Determine how many lines in the records hold "blog", then give that number by itself.

(Excerpts from a dataset)
====

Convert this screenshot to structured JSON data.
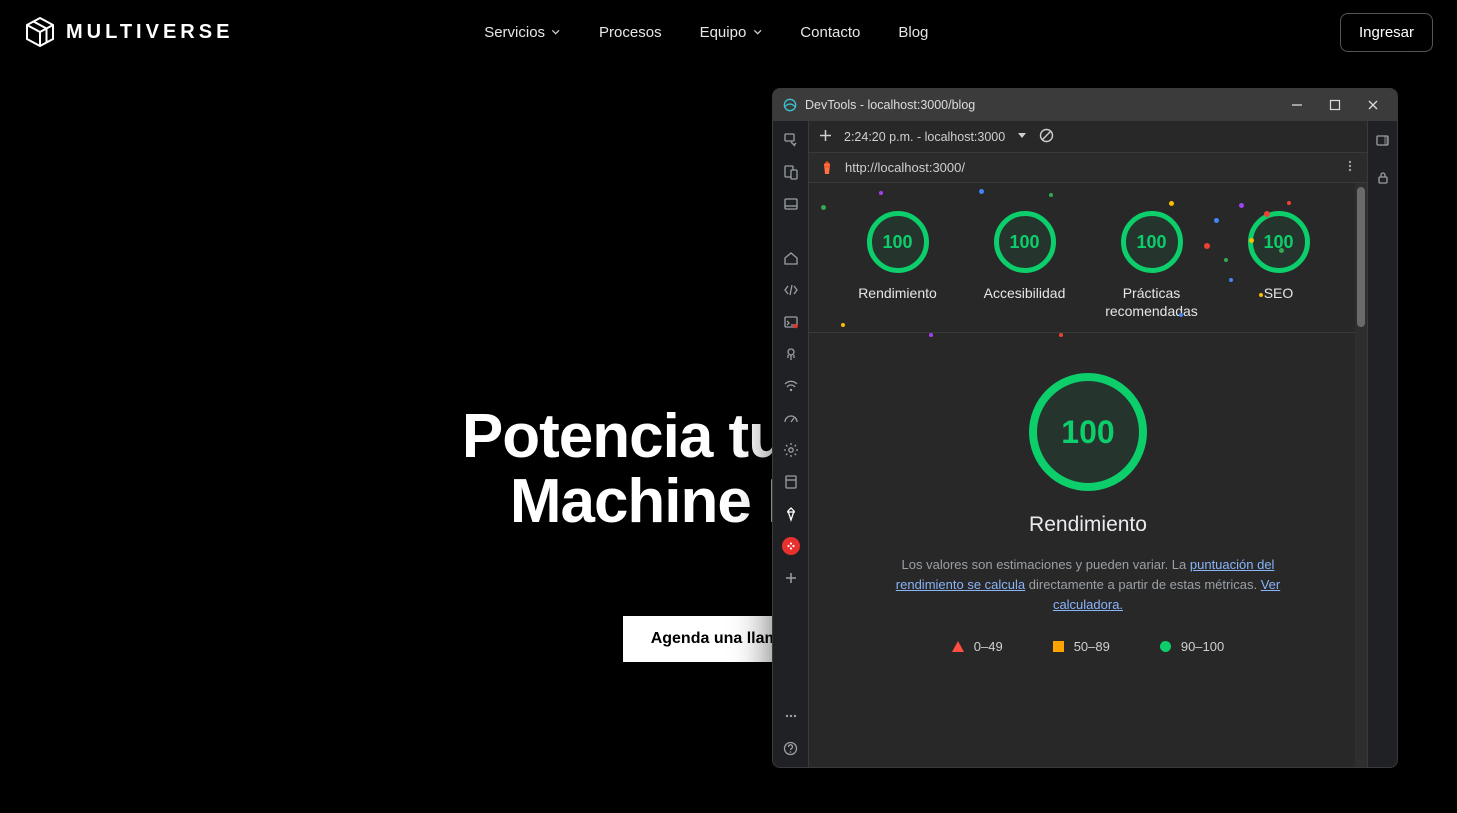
{
  "site": {
    "brand": "MULTIVERSE",
    "nav": {
      "servicios": "Servicios",
      "procesos": "Procesos",
      "equipo": "Equipo",
      "contacto": "Contacto",
      "blog": "Blog"
    },
    "login": "Ingresar",
    "hero_line1": "Potencia tu negoci",
    "hero_line2": "Machine Learni",
    "cta": "Agenda una llamada"
  },
  "devtools": {
    "title": "DevTools - localhost:3000/blog",
    "toolbar_time": "2:24:20 p.m. - localhost:3000",
    "url": "http://localhost:3000/",
    "gauges": [
      {
        "score": "100",
        "label": "Rendimiento"
      },
      {
        "score": "100",
        "label": "Accesibilidad"
      },
      {
        "score": "100",
        "label": "Prácticas\nrecomendadas"
      },
      {
        "score": "100",
        "label": "SEO"
      }
    ],
    "big": {
      "score": "100",
      "title": "Rendimiento"
    },
    "desc_prefix": "Los valores son estimaciones y pueden variar. La ",
    "desc_link1": "puntuación del rendimiento se calcula",
    "desc_mid": " directamente a partir de estas métricas. ",
    "desc_link2": "Ver calculadora.",
    "legend": {
      "low": "0–49",
      "mid": "50–89",
      "high": "90–100"
    }
  }
}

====

> OUTPUT BELOW
2